This year's autumn jazz festivals in Belgrade and Pancevo (just 25kms away from Belgrade) showed once again the passion and reverence the Balkan countries have when it comes to jazz. Both events featured a mix of top American and European names, with a broad range of lesser known and breaking through artists. The possibility to discover an as yet unknown talent is always a distinct possibility.
Two artists appearing at the Belgrade festival who definitely fell into this category were Cuban pianist Alfredo Rodriguez and Austrian pianist David Helbock – both highly impressive composers and performers. Rodriguez, who was spotted by Quincy Jones at the Montreux young pianist competition a few years ago, has all the hallmarks of fellow countrymen Roberto Fonseca, Gonzalo Rubalcaba and Chucho Valdes, but retains his own sound. His trio's performance was one of the highlights at the Dom Omladine Youth Centre in the heart of the city.
Helbock (a multiple Montreux piano competition winner), who impressed with the band Random/Control at this years Bolzano Festival, showed that he's also someone to look out for in the future. Here with his trio of Raphael Preuschl on bass and Reinhold Schmolzer on drums, the music was heady and intricate – the interplay between them mesmerizing – the themes of the music inspired by the worlds of myth and legend.
Of the bigger-named artists appearing in the much larger seated Sava Centre across the river in New Belgrade. Dave Holland's Aziza (with the imperious Chris Potter, Lionel Loueke and Eric Harland) were fabulous – at times hard-driving rock, at others more free-flowing jazz – the band and particularly Potter shone on every number. It was equally wonderful to hear Loueke just let rip on a number of occasions.
Avishai Cohen was in slightly reflective mood, some might say 'laid-back'. But what his set may have lacked in outright energy was more than compensated for by the superb band he has assembled (Omri Mor on piano and Hamar Doari on percussion). Together they are probably the best piano trio around.

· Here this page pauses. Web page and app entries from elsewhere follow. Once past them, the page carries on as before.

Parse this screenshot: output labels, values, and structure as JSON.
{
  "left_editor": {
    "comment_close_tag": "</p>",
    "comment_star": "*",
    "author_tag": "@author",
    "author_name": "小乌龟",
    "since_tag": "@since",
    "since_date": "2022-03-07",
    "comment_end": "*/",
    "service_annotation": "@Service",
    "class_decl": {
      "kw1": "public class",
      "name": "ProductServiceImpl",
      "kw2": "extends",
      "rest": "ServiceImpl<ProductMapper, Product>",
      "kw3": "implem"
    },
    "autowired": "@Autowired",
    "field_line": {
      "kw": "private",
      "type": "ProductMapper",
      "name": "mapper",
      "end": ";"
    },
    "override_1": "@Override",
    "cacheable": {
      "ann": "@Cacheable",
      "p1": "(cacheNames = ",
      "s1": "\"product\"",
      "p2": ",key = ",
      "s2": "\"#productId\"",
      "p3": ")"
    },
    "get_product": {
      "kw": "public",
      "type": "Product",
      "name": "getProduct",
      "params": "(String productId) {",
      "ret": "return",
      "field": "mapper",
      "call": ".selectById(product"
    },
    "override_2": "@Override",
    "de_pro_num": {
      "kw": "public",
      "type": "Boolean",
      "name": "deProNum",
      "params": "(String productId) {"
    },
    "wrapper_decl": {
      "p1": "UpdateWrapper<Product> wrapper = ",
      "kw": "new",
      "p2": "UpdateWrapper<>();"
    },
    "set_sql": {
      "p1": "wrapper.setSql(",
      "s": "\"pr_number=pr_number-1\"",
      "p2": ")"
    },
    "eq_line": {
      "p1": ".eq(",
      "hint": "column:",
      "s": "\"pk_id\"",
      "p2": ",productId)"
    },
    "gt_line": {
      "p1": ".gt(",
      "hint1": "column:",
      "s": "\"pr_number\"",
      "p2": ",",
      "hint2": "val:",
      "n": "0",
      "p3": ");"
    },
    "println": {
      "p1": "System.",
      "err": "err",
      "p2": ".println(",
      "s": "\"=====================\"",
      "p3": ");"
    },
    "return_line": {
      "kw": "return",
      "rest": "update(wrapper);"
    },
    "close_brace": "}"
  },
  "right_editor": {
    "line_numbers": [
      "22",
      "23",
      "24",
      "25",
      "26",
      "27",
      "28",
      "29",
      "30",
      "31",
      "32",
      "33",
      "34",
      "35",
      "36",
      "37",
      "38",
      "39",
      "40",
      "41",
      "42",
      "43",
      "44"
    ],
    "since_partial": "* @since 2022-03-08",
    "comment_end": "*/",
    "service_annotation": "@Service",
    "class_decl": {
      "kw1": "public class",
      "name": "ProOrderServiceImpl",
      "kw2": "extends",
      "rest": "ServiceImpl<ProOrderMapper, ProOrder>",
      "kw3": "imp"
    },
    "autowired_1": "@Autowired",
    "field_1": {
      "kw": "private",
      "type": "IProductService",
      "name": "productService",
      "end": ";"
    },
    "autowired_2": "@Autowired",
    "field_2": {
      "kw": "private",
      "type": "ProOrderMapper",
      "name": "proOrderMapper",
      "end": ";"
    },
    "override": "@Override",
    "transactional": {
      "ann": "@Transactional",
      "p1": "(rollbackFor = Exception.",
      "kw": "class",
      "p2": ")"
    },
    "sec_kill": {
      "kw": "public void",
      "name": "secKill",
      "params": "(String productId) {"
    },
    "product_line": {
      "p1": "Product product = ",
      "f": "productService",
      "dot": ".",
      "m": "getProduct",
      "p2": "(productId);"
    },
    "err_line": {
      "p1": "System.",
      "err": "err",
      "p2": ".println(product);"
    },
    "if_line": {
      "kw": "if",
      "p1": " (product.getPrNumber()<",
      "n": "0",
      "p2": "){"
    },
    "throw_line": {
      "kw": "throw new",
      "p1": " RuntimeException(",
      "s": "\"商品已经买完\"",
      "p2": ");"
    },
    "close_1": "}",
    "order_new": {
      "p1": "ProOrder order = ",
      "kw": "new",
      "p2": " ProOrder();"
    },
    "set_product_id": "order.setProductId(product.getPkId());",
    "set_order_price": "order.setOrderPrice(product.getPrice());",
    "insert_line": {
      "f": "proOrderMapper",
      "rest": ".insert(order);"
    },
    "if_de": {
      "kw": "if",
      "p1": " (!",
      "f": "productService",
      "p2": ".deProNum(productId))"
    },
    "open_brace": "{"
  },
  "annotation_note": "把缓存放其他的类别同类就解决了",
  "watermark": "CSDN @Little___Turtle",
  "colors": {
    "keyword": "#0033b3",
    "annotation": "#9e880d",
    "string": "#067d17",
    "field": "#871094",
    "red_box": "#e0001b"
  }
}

Other standout shows at the Dom Omladine included Tord Gustavsen featuring Tore Brunborg. The intense passion he brings to his music is spellbinding, at times the only audible sounds were his fingers gently stroking the piano keys, coaxing out notes. By contrast, Gianluca Petrela and his Cosmic Renaissance band were joyfully tripping their way through some inventive Sun Ra-type compositions that had the audience stamping their feet for more.
Pancevo is a very relaxed festival, this time located in the town's Cultural Centre with two concerts per evening and, as at Belgrade, a jam session to follow lasting until around 2am. The mix is similar to Belgrade – big name American and Europeans, plus lesser-known artists who've taken the ear of artistic director Voja Pantic, who unsurprisingly, is also artistic adviser to the Belgrade festival.
The Americans were led by, Lee Konitz, featured soloist in the RTS Big Band (probably the best professional big band in the Balkans). Konitz's playing was wobbly at times, but it's still immediately recognisable by its tone and phrasing.
John Scofield brought his 'Country for Old Men' project, a wonderful romp through some old classics that, at some time or another have taken Scofield's ear. His band, featuring Larry Goldings on keys, Bill Stewart on drums and the brilliant Steve Swallow on bass, were clearly having so much fun on stage, their joy and enthusiasm transferring to the gathered crowd.
Enrico Rava's New Quartet played a blistering set, nobody contributing more than guitarist Franceso Diodati, who lit up the stage with his brillant playing. He's a real find from Rava, an axeman blossoming into a really classy musician.
The Balkans were well represented by the Romanian cimbalon duo of Miklos Lukacs and Kalman Balogh, the Lazar Tosic Quintet and Sound Sculptures, led by the impressive RTS Big Band pianist Ivan Aleksijevic.
But the best was kept for last, as the final show of this year's festival featured the James Carter Organ Trio playing a set comprising of Django Reinhardt material (although even a devotee would have been pushed to recognise the tunes). Carter takes no prisoners, from the outset his solos are fast and frenetic, honking low or squealing high, but always beautiful. Gerard Gibbs was almost dancing on the Hammond with Eddie Alex White anchoring it down and heavy on drums. This is a power trio in every sense. The triumphant encore of 'Nuages' left everyone sweating – Carter and band dripping sweat from their efforts, the audience out of breath and with sore hands from the applause they offered up at the end of the show.
– Story and Photos by Tim Dickeson